TreeHugger has written about The Compact, the un-consumer group which originated in the San Francisco Bay area and whose members pledge to buy nothing new for a year (or more), with a few exceptions allowed for medicines, underwear, and certain other consumable items. As of July of this year the group had 8,000 members.
What brought the group to my attention most recently, just slightly over a week from 'Black Friday' (that orgiastic US shopping ritual previously known simply as 'the day after Thanksgiving') was an interview done back in July in Kiplinger's Personal Finance with The Compact's co-founder John Perry. The interview addresses several important issues, considering the current economic situation:By Not Buying New, You Save Money
When Perry was asked about how much money he was saving by not buying new, he responded:
Before, my family—me, my partner and two kids—probably spent $200 a month on things we bought without thinking. When we stopped doing that, we freed up money for other things.

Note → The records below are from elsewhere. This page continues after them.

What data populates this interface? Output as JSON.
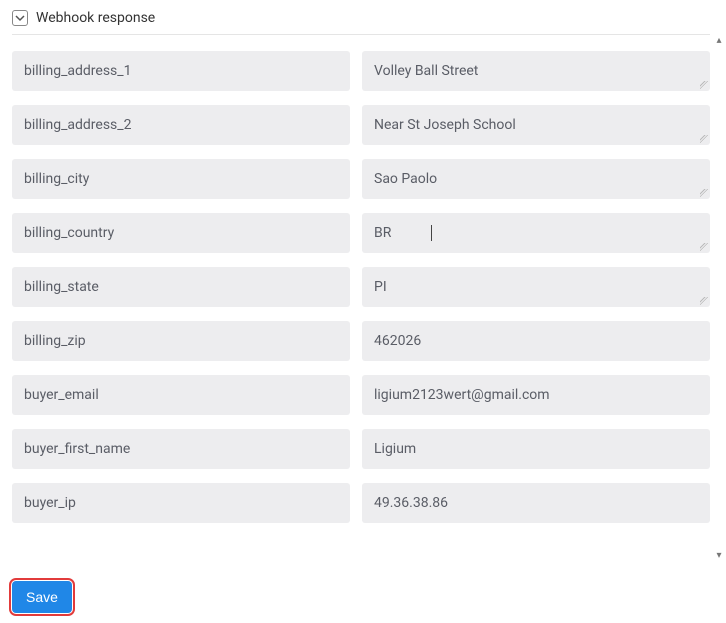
{
  "header": {
    "title": "Webhook response"
  },
  "rows": [
    {
      "key": "billing_address_1",
      "value": "Volley Ball Street",
      "resize": true
    },
    {
      "key": "billing_address_2",
      "value": "Near St Joseph School",
      "resize": true
    },
    {
      "key": "billing_city",
      "value": "Sao Paolo",
      "resize": true
    },
    {
      "key": "billing_country",
      "value": "BR",
      "resize": true,
      "caret": true
    },
    {
      "key": "billing_state",
      "value": "PI",
      "resize": true
    },
    {
      "key": "billing_zip",
      "value": "462026",
      "resize": false
    },
    {
      "key": "buyer_email",
      "value": "ligium2123wert@gmail.com",
      "resize": false
    },
    {
      "key": "buyer_first_name",
      "value": "Ligium",
      "resize": false
    },
    {
      "key": "buyer_ip",
      "value": "49.36.38.86",
      "resize": false
    }
  ],
  "footer": {
    "save_label": "Save"
  }
}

Now we overpay the mortgage every month, and we give more to charity.
For many people, reassessing their impulse purchases is probably something done out of necessity rather than simply proving a point of willpower, but the end result is the same. And at the same time you decreases pressure on the environment by not using as many natural resources to supply your needs.
It's a good intersection of self-interest and environmental benefit, and one that once you begin can carry over to times when you're more flush with cash.
But Won't the Economy Suffer If People Just Stop Buying New Things?
Perry's (very correct) answer:
Runaway consumption and the depletion of natural resources is going to have a worse impact on our economy than some middle-class people like us deciding that enough is enough and that we're going to stop buying things.
Though it may sound like heresy, (and it's certainly easier to said than done) we need to rework the global economy so that economic development can continue (improved quality of life for the millions living on $1 or $2 per day) but overall ecological throughput does not increase and consumption of natural resources can be brought to sustainable levels.
I know I presented that a bit like "All you need to do to create perpetual world peace is..." but considering that we know that the ecological footprint of the average person in the developed world would have devastating ecological consequences if the populations of India, China and other up and coming developing nations consumed like we do, it's something that needs to be addressed.
The solution to economic slowdown can no longer be simply telling people to go shopping.
More on The Compact (Yahoo Group).